**WHAT NEEDS TO BE DONE**
The entire listing below is to be reproduced exactly.

**LISTED RECORDS**
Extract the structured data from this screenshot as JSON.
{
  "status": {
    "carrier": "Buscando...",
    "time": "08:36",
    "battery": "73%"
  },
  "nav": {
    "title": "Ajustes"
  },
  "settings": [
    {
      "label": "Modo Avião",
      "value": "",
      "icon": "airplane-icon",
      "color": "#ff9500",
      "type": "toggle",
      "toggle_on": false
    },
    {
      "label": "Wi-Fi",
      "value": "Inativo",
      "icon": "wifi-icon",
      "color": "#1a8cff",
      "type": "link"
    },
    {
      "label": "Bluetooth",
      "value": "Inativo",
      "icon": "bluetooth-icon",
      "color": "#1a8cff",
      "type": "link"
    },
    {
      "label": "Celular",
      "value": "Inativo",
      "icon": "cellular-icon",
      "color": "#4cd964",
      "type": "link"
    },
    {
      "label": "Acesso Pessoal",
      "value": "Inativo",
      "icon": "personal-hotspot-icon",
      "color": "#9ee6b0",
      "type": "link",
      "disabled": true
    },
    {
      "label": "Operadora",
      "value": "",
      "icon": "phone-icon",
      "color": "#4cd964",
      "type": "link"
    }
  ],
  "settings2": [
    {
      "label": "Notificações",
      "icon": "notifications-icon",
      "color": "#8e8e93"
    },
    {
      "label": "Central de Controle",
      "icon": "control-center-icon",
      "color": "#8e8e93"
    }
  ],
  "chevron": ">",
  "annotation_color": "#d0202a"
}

**ANSWER SECTION**
Extract the structured data from this screenshot as JSON.
{
  "status": {
    "carrier": "Buscando...",
    "time": "08:36",
    "battery": "73%"
  },
  "nav": {
    "title": "Ajustes"
  },
  "settings": [
    {
      "label": "Modo Avião",
      "value": "",
      "icon": "airplane-icon",
      "color": "#ff9500",
      "type": "toggle",
      "toggle_on": false
    },
    {
      "label": "Wi-Fi",
      "value": "Inativo",
      "icon": "wifi-icon",
      "color": "#1a8cff",
      "type": "link"
    },
    {
      "label": "Bluetooth",
      "value": "Inativo",
      "icon": "bluetooth-icon",
      "color": "#1a8cff",
      "type": "link"
    },
    {
      "label": "Celular",
      "value": "Inativo",
      "icon": "cellular-icon",
      "color": "#4cd964",
      "type": "link"
    },
    {
      "label": "Acesso Pessoal",
      "value": "Inativo",
      "icon": "personal-hotspot-icon",
      "color": "#9ee6b0",
      "type": "link",
      "disabled": true
    },
    {
      "label": "Operadora",
      "value": "",
      "icon": "phone-icon",
      "color": "#4cd964",
      "type": "link"
    }
  ],
  "settings2": [
    {
      "label": "Notificações",
      "icon": "notifications-icon",
      "color": "#8e8e93"
    },
    {
      "label": "Central de Controle",
      "icon": "control-center-icon",
      "color": "#8e8e93"
    }
  ],
  "chevron": ">",
  "annotation_color": "#d0202a"
}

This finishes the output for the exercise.